[Start of section]

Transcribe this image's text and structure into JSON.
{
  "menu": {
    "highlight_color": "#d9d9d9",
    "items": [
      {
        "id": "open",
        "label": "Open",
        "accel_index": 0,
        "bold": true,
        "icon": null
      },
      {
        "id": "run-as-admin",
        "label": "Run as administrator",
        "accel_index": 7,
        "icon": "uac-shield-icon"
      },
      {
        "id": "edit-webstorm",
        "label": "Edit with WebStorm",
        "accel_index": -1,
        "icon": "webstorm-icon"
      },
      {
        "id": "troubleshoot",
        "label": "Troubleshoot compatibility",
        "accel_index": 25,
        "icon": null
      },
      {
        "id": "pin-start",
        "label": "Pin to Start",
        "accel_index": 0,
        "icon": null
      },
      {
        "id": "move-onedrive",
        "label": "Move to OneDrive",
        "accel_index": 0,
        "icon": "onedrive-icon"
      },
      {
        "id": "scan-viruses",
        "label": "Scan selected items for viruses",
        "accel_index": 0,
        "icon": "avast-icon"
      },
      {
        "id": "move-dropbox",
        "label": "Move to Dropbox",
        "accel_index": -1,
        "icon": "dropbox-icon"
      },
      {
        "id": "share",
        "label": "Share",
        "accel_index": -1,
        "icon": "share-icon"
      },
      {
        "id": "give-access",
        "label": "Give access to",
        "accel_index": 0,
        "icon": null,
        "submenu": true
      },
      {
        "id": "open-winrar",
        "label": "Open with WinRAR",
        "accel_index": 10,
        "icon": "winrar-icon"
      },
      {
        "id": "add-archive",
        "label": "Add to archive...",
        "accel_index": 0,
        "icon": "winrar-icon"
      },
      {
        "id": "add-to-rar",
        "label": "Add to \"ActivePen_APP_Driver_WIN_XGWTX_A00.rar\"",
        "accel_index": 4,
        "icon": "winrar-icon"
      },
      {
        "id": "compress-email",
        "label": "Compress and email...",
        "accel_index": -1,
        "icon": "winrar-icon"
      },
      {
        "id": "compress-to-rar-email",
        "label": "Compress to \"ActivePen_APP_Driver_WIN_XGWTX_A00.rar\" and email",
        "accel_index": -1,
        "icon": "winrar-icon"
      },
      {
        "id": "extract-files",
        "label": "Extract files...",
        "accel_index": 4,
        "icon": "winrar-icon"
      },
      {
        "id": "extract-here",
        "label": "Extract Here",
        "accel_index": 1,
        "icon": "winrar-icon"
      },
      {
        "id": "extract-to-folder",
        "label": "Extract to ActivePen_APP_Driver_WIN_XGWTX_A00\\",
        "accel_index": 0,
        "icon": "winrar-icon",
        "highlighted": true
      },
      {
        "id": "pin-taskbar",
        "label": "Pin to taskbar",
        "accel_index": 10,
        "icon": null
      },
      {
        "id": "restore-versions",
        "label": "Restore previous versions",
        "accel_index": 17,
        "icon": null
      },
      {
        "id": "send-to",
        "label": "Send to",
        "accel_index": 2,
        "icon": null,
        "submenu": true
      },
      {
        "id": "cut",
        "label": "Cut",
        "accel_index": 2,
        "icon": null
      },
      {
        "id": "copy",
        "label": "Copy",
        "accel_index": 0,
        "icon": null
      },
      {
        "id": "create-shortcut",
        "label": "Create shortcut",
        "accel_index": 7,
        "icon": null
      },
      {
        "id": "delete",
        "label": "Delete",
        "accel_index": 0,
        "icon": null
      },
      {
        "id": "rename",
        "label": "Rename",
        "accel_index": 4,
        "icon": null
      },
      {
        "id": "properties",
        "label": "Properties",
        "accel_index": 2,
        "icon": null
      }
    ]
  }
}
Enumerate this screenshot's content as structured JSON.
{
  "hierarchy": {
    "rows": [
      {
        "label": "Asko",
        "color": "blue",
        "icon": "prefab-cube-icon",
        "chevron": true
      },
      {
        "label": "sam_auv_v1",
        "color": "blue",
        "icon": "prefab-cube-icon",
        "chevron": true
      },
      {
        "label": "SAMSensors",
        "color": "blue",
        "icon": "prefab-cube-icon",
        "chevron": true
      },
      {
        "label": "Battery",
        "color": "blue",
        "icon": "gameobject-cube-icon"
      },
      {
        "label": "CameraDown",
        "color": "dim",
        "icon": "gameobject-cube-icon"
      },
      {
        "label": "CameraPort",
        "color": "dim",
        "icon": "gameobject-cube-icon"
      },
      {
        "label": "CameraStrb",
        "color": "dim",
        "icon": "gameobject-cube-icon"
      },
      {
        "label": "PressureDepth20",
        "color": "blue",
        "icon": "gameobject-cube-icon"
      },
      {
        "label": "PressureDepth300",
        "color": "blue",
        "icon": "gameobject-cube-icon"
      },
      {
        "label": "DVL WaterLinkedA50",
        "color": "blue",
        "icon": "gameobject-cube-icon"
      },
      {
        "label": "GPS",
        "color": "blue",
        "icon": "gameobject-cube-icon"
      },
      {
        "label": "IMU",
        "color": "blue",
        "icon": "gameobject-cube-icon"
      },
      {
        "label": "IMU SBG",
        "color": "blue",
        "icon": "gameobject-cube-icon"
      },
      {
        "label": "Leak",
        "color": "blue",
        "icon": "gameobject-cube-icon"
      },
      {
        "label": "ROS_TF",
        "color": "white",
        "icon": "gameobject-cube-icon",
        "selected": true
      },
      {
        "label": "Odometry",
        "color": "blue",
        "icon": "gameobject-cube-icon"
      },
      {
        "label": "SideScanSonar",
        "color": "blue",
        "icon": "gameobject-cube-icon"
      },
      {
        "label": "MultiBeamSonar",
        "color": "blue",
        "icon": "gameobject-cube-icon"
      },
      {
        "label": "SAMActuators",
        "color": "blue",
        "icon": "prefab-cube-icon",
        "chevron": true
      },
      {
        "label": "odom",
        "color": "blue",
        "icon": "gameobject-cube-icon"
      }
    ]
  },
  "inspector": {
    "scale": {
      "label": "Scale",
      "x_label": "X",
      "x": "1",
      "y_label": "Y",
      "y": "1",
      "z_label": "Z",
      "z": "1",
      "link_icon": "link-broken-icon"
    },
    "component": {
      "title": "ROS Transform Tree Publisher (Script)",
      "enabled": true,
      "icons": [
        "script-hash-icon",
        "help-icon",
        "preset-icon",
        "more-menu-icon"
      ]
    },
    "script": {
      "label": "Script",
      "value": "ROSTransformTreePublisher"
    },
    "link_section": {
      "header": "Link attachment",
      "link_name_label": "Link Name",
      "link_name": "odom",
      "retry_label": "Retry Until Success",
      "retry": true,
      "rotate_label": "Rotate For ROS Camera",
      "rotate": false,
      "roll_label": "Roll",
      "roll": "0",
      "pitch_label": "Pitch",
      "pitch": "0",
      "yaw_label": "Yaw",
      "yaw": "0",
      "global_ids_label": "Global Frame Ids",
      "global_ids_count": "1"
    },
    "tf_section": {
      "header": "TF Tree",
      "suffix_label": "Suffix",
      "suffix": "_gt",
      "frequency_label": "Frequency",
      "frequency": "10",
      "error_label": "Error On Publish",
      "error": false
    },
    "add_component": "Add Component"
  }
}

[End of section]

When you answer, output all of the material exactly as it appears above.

Transcribe this image's text and structure into JSON.
{
  "menu": {
    "highlight_color": "#d9d9d9",
    "items": [
      {
        "id": "open",
        "label": "Open",
        "accel_index": 0,
        "bold": true,
        "icon": null
      },
      {
        "id": "run-as-admin",
        "label": "Run as administrator",
        "accel_index": 7,
        "icon": "uac-shield-icon"
      },
      {
        "id": "edit-webstorm",
        "label": "Edit with WebStorm",
        "accel_index": -1,
        "icon": "webstorm-icon"
      },
      {
        "id": "troubleshoot",
        "label": "Troubleshoot compatibility",
        "accel_index": 25,
        "icon": null
      },
      {
        "id": "pin-start",
        "label": "Pin to Start",
        "accel_index": 0,
        "icon": null
      },
      {
        "id": "move-onedrive",
        "label": "Move to OneDrive",
        "accel_index": 0,
        "icon": "onedrive-icon"
      },
      {
        "id": "scan-viruses",
        "label": "Scan selected items for viruses",
        "accel_index": 0,
        "icon": "avast-icon"
      },
      {
        "id": "move-dropbox",
        "label": "Move to Dropbox",
        "accel_index": -1,
        "icon": "dropbox-icon"
      },
      {
        "id": "share",
        "label": "Share",
        "accel_index": -1,
        "icon": "share-icon"
      },
      {
        "id": "give-access",
        "label": "Give access to",
        "accel_index": 0,
        "icon": null,
        "submenu": true
      },
      {
        "id": "open-winrar",
        "label": "Open with WinRAR",
        "accel_index": 10,
        "icon": "winrar-icon"
      },
      {
        "id": "add-archive",
        "label": "Add to archive...",
        "accel_index": 0,
        "icon": "winrar-icon"
      },
      {
        "id": "add-to-rar",
        "label": "Add to \"ActivePen_APP_Driver_WIN_XGWTX_A00.rar\"",
        "accel_index": 4,
        "icon": "winrar-icon"
      },
      {
        "id": "compress-email",
        "label": "Compress and email...",
        "accel_index": -1,
        "icon": "winrar-icon"
      },
      {
        "id": "compress-to-rar-email",
        "label": "Compress to \"ActivePen_APP_Driver_WIN_XGWTX_A00.rar\" and email",
        "accel_index": -1,
        "icon": "winrar-icon"
      },
      {
        "id": "extract-files",
        "label": "Extract files...",
        "accel_index": 4,
        "icon": "winrar-icon"
      },
      {
        "id": "extract-here",
        "label": "Extract Here",
        "accel_index": 1,
        "icon": "winrar-icon"
      },
      {
        "id": "extract-to-folder",
        "label": "Extract to ActivePen_APP_Driver_WIN_XGWTX_A00\\",
        "accel_index": 0,
        "icon": "winrar-icon",
        "highlighted": true
      },
      {
        "id": "pin-taskbar",
        "label": "Pin to taskbar",
        "accel_index": 10,
        "icon": null
      },
      {
        "id": "restore-versions",
        "label": "Restore previous versions",
        "accel_index": 17,
        "icon": null
      },
      {
        "id": "send-to",
        "label": "Send to",
        "accel_index": 2,
        "icon": null,
        "submenu": true
      },
      {
        "id": "cut",
        "label": "Cut",
        "accel_index": 2,
        "icon": null
      },
      {
        "id": "copy",
        "label": "Copy",
        "accel_index": 0,
        "icon": null
      },
      {
        "id": "create-shortcut",
        "label": "Create shortcut",
        "accel_index": 7,
        "icon": null
      },
      {
        "id": "delete",
        "label": "Delete",
        "accel_index": 0,
        "icon": null
      },
      {
        "id": "rename",
        "label": "Rename",
        "accel_index": 4,
        "icon": null
      },
      {
        "id": "properties",
        "label": "Properties",
        "accel_index": 2,
        "icon": null
      }
    ]
  }
}
Enumerate this screenshot's content as structured JSON.
{
  "hierarchy": {
    "rows": [
      {
        "label": "Asko",
        "color": "blue",
        "icon": "prefab-cube-icon",
        "chevron": true
      },
      {
        "label": "sam_auv_v1",
        "color": "blue",
        "icon": "prefab-cube-icon",
        "chevron": true
      },
      {
        "label": "SAMSensors",
        "color": "blue",
        "icon": "prefab-cube-icon",
        "chevron": true
      },
      {
        "label": "Battery",
        "color": "blue",
        "icon": "gameobject-cube-icon"
      },
      {
        "label": "CameraDown",
        "color": "dim",
        "icon": "gameobject-cube-icon"
      },
      {
        "label": "CameraPort",
        "color": "dim",
        "icon": "gameobject-cube-icon"
      },
      {
        "label": "CameraStrb",
        "color": "dim",
        "icon": "gameobject-cube-icon"
      },
      {
        "label": "PressureDepth20",
        "color": "blue",
        "icon": "gameobject-cube-icon"
      },
      {
        "label": "PressureDepth300",
        "color": "blue",
        "icon": "gameobject-cube-icon"
      },
      {
        "label": "DVL WaterLinkedA50",
        "color": "blue",
        "icon": "gameobject-cube-icon"
      },
      {
        "label": "GPS",
        "color": "blue",
        "icon": "gameobject-cube-icon"
      },
      {
        "label": "IMU",
        "color": "blue",
        "icon": "gameobject-cube-icon"
      },
      {
        "label": "IMU SBG",
        "color": "blue",
        "icon": "gameobject-cube-icon"
      },
      {
        "label": "Leak",
        "color": "blue",
        "icon": "gameobject-cube-icon"
      },
      {
        "label": "ROS_TF",
        "color": "white",
        "icon": "gameobject-cube-icon",
        "selected": true
      },
      {
        "label": "Odometry",
        "color": "blue",
        "icon": "gameobject-cube-icon"
      },
      {
        "label": "SideScanSonar",
        "color": "blue",
        "icon": "gameobject-cube-icon"
      },
      {
        "label": "MultiBeamSonar",
        "color": "blue",
        "icon": "gameobject-cube-icon"
      },
      {
        "label": "SAMActuators",
        "color": "blue",
        "icon": "prefab-cube-icon",
        "chevron": true
      },
      {
        "label": "odom",
        "color": "blue",
        "icon": "gameobject-cube-icon"
      }
    ]
  },
  "inspector": {
    "scale": {
      "label": "Scale",
      "x_label": "X",
      "x": "1",
      "y_label": "Y",
      "y": "1",
      "z_label": "Z",
      "z": "1",
      "link_icon": "link-broken-icon"
    },
    "component": {
      "title": "ROS Transform Tree Publisher (Script)",
      "enabled": true,
      "icons": [
        "script-hash-icon",
        "help-icon",
        "preset-icon",
        "more-menu-icon"
      ]
    },
    "script": {
      "label": "Script",
      "value": "ROSTransformTreePublisher"
    },
    "link_section": {
      "header": "Link attachment",
      "link_name_label": "Link Name",
      "link_name": "odom",
      "retry_label": "Retry Until Success",
      "retry": true,
      "rotate_label": "Rotate For ROS Camera",
      "rotate": false,
      "roll_label": "Roll",
      "roll": "0",
      "pitch_label": "Pitch",
      "pitch": "0",
      "yaw_label": "Yaw",
      "yaw": "0",
      "global_ids_label": "Global Frame Ids",
      "global_ids_count": "1"
    },
    "tf_section": {
      "header": "TF Tree",
      "suffix_label": "Suffix",
      "suffix": "_gt",
      "frequency_label": "Frequency",
      "frequency": "10",
      "error_label": "Error On Publish",
      "error": false
    },
    "add_component": "Add Component"
  }
}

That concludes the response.